━━━━━ Data supplied ━━━━━

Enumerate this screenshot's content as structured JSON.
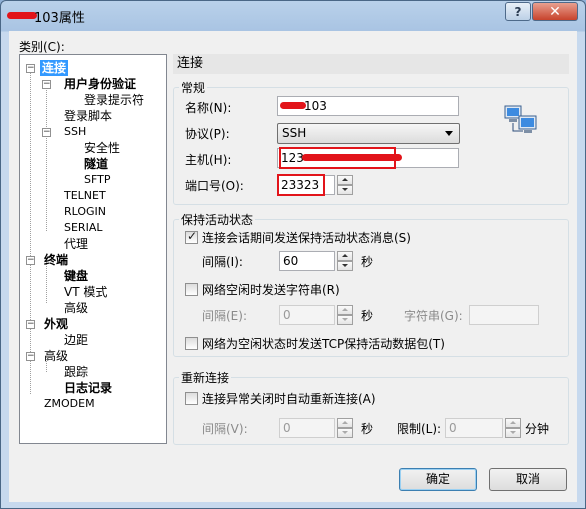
{
  "window": {
    "title": "103属性",
    "help_label": "?",
    "close_label": "✕"
  },
  "category_label": "类别(C):",
  "tree": {
    "connection": "连接",
    "user_auth": "用户身份验证",
    "login_prompts": "登录提示符",
    "login_script": "登录脚本",
    "ssh": "SSH",
    "security": "安全性",
    "tunneling": "隧道",
    "sftp": "SFTP",
    "telnet": "TELNET",
    "rlogin": "RLOGIN",
    "serial": "SERIAL",
    "proxy": "代理",
    "terminal": "终端",
    "keyboard": "键盘",
    "vt_mode": "VT 模式",
    "advanced_term": "高级",
    "appearance": "外观",
    "margin": "边距",
    "advanced": "高级",
    "trace": "跟踪",
    "logging": "日志记录",
    "zmodem": "ZMODEM"
  },
  "panel_title": "连接",
  "general": {
    "group_title": "常规",
    "name_label": "名称(N):",
    "name_value": "103",
    "protocol_label": "协议(P):",
    "protocol_value": "SSH",
    "host_label": "主机(H):",
    "host_value": "123",
    "port_label": "端口号(O):",
    "port_value": "23323"
  },
  "keepalive": {
    "group_title": "保持活动状态",
    "send_keepalive_label": "连接会话期间发送保持活动状态消息(S)",
    "send_keepalive_checked": true,
    "interval_label": "间隔(I):",
    "interval_value": "60",
    "seconds_unit": "秒",
    "idle_string_label": "网络空闲时发送字符串(R)",
    "idle_string_checked": false,
    "idle_interval_label": "间隔(E):",
    "idle_interval_value": "0",
    "idle_seconds_unit": "秒",
    "string_label": "字符串(G):",
    "string_value": "",
    "tcp_keepalive_label": "网络为空闲状态时发送TCP保持活动数据包(T)",
    "tcp_keepalive_checked": false
  },
  "reconnect": {
    "group_title": "重新连接",
    "auto_reconnect_label": "连接异常关闭时自动重新连接(A)",
    "auto_reconnect_checked": false,
    "interval_label": "间隔(V):",
    "interval_value": "0",
    "seconds_unit": "秒",
    "limit_label": "限制(L):",
    "limit_value": "0",
    "minutes_unit": "分钟"
  },
  "buttons": {
    "ok": "确定",
    "cancel": "取消"
  },
  "icons": {
    "network": "network-computers-icon"
  }
}
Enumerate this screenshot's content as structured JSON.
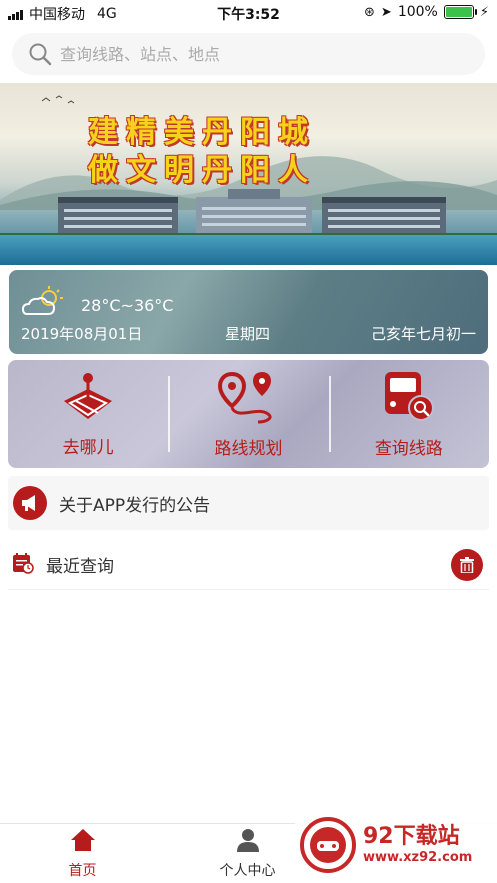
{
  "status_bar": {
    "carrier": "中国移动",
    "network": "4G",
    "time": "下午3:52",
    "battery": "100%"
  },
  "search": {
    "placeholder": "查询线路、站点、地点"
  },
  "banner": {
    "line1": "建精美丹阳城",
    "line2": "做文明丹阳人"
  },
  "weather": {
    "temperature": "28°C~36°C",
    "date": "2019年08月01日",
    "weekday": "星期四",
    "lunar_date": "己亥年七月初一",
    "icon": "partly-cloudy-icon"
  },
  "actions": [
    {
      "label": "去哪儿",
      "icon": "map-pin-icon"
    },
    {
      "label": "路线规划",
      "icon": "route-icon"
    },
    {
      "label": "查询线路",
      "icon": "bus-search-icon"
    }
  ],
  "notice": {
    "text": "关于APP发行的公告",
    "icon": "megaphone-icon"
  },
  "recent": {
    "title": "最近查询",
    "icon": "calendar-icon",
    "clear_icon": "trash-icon"
  },
  "tabbar": {
    "home": "首页",
    "profile": "个人中心"
  },
  "watermark": {
    "brand": "92下载站",
    "url": "www.xz92.com"
  },
  "colors": {
    "accent": "#b71c1c",
    "weather_bg": "#6f8f96",
    "actions_bg": "#bdbccf"
  }
}
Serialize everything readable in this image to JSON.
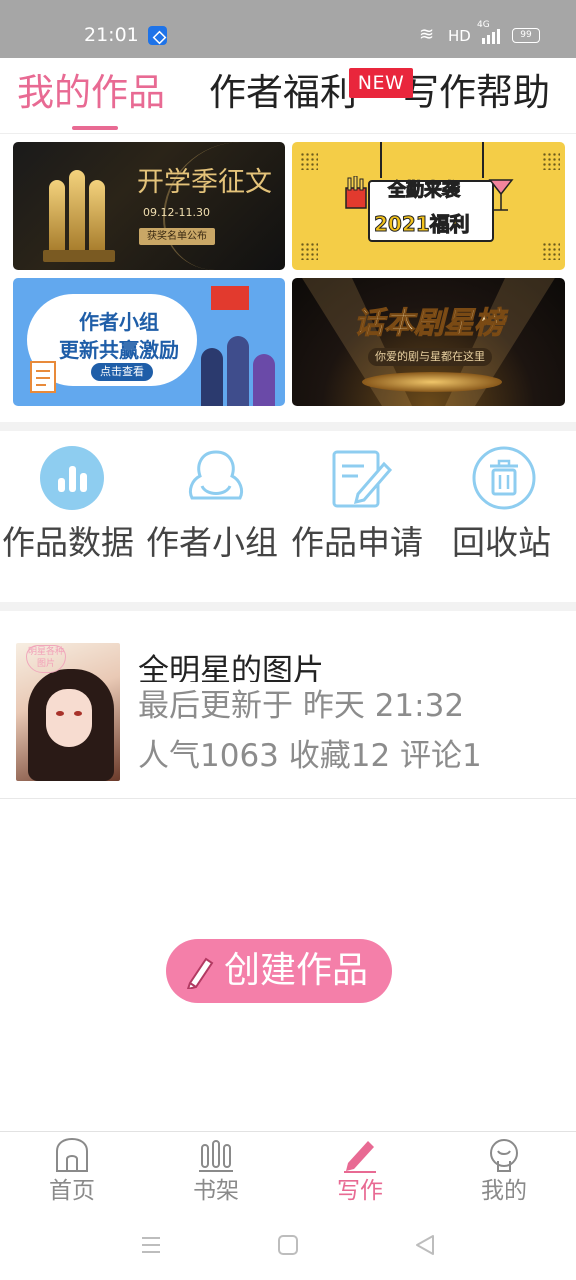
{
  "status_bar": {
    "time": "21:01",
    "wifi_icon": "wifi-icon",
    "network": "HD",
    "cell_type": "4G",
    "battery": "99"
  },
  "top_tabs": [
    {
      "label": "我的作品",
      "active": true
    },
    {
      "label": "作者福利",
      "active": false
    },
    {
      "label": "写作帮助",
      "active": false
    }
  ],
  "new_badge": "NEW",
  "banners": [
    {
      "title": "开学季征文",
      "date": "09.12-11.30",
      "button": "获奖名单公布"
    },
    {
      "line1": "全勤来袭",
      "line2": "2021福利"
    },
    {
      "line1": "作者小组",
      "line2": "更新共赢激励",
      "button": "点击查看"
    },
    {
      "title": "话本剧星榜",
      "subtitle": "你爱的剧与星都在这里"
    }
  ],
  "quick_actions": [
    {
      "label": "作品数据",
      "icon": "bar-chart-icon"
    },
    {
      "label": "作者小组",
      "icon": "group-icon"
    },
    {
      "label": "作品申请",
      "icon": "edit-document-icon"
    },
    {
      "label": "回收站",
      "icon": "trash-icon"
    }
  ],
  "work": {
    "title": "全明星的图片",
    "updated": "最后更新于 昨天 21:32",
    "stats": "人气1063 收藏12 评论1",
    "cover_text": "明星各种图片"
  },
  "create_button": "创建作品",
  "bottom_nav": [
    {
      "label": "首页",
      "icon": "home-icon",
      "active": false
    },
    {
      "label": "书架",
      "icon": "bookshelf-icon",
      "active": false
    },
    {
      "label": "写作",
      "icon": "pencil-icon",
      "active": true
    },
    {
      "label": "我的",
      "icon": "profile-icon",
      "active": false
    }
  ],
  "colors": {
    "accent": "#e86a93",
    "create_button": "#f47fa9",
    "icon_blue": "#8ecdf0",
    "badge_red": "#e9263c"
  }
}
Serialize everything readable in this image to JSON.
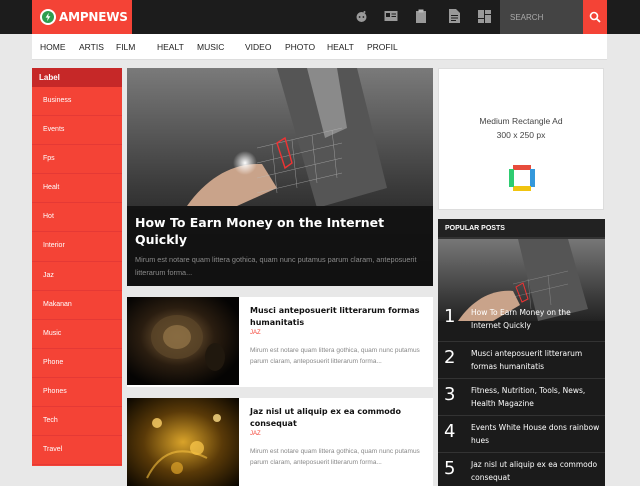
{
  "header": {
    "logo_text": "AMPNEWS",
    "search_placeholder": "SEARCH",
    "icons": [
      "reddit-icon",
      "id-card-icon",
      "clipboard-icon",
      "document-icon",
      "dashboard-icon",
      "search-icon"
    ],
    "colors": {
      "accent": "#f44336",
      "dark": "#1c1c1c"
    }
  },
  "nav": {
    "items": [
      {
        "label": "HOME"
      },
      {
        "label": "ARTIS"
      },
      {
        "label": "FILM"
      },
      {
        "label": "HEALT"
      },
      {
        "label": "MUSIC"
      },
      {
        "label": "VIDEO"
      },
      {
        "label": "PHOTO"
      },
      {
        "label": "HEALT"
      },
      {
        "label": "PROFIL"
      }
    ]
  },
  "labels": {
    "heading": "Label",
    "items": [
      "Business",
      "Events",
      "Fps",
      "Healt",
      "Hot",
      "Interior",
      "Jaz",
      "Makanan",
      "Music",
      "Phone",
      "Phones",
      "Tech",
      "Travel"
    ]
  },
  "featured": {
    "title": "How To Earn Money on the Internet Quickly",
    "excerpt": "Mirum est notare quam littera gothica, quam nunc putamus parum claram, anteposuerit litterarum forma..."
  },
  "articles": [
    {
      "title": "Musci anteposuerit litterarum formas humanitatis",
      "category": "JAZ",
      "excerpt": "Mirum est notare quam littera gothica, quam nunc putamus parum claram, anteposuerit litterarum forma..."
    },
    {
      "title": "Jaz nisl ut aliquip ex ea commodo consequat",
      "category": "JAZ",
      "excerpt": "Mirum est notare quam littera gothica, quam nunc putamus parum claram, anteposuerit litterarum forma..."
    }
  ],
  "ad": {
    "title": "Medium Rectangle Ad",
    "size": "300 x 250 px"
  },
  "popular": {
    "heading": "POPULAR POSTS",
    "items": [
      {
        "num": "1",
        "title": "How To Earn Money on the Internet Quickly"
      },
      {
        "num": "2",
        "title": "Musci anteposuerit litterarum formas humanitatis"
      },
      {
        "num": "3",
        "title": "Fitness, Nutrition, Tools, News, Health Magazine"
      },
      {
        "num": "4",
        "title": "Events White House dons rainbow hues"
      },
      {
        "num": "5",
        "title": "Jaz nisl ut aliquip ex ea commodo consequat"
      }
    ]
  }
}
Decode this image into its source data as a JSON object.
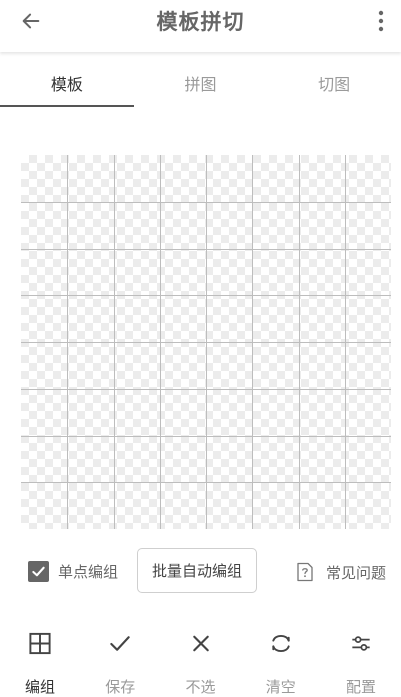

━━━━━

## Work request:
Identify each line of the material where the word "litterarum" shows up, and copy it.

## Exercise solution:
    "excerpt": "Mirum est notare quam littera gothica, quam nunc putamus parum claram, anteposuerit litterarum forma..."
      "title": "Musci anteposuerit litterarum formas humanitatis",
      "excerpt": "Mirum est notare quam littera gothica, quam nunc putamus parum claram, anteposuerit litterarum forma..."
      "excerpt": "Mirum est notare quam littera gothica, quam nunc putamus parum claram, anteposuerit litterarum forma..."
        "title": "Musci anteposuerit litterarum formas humanitatis"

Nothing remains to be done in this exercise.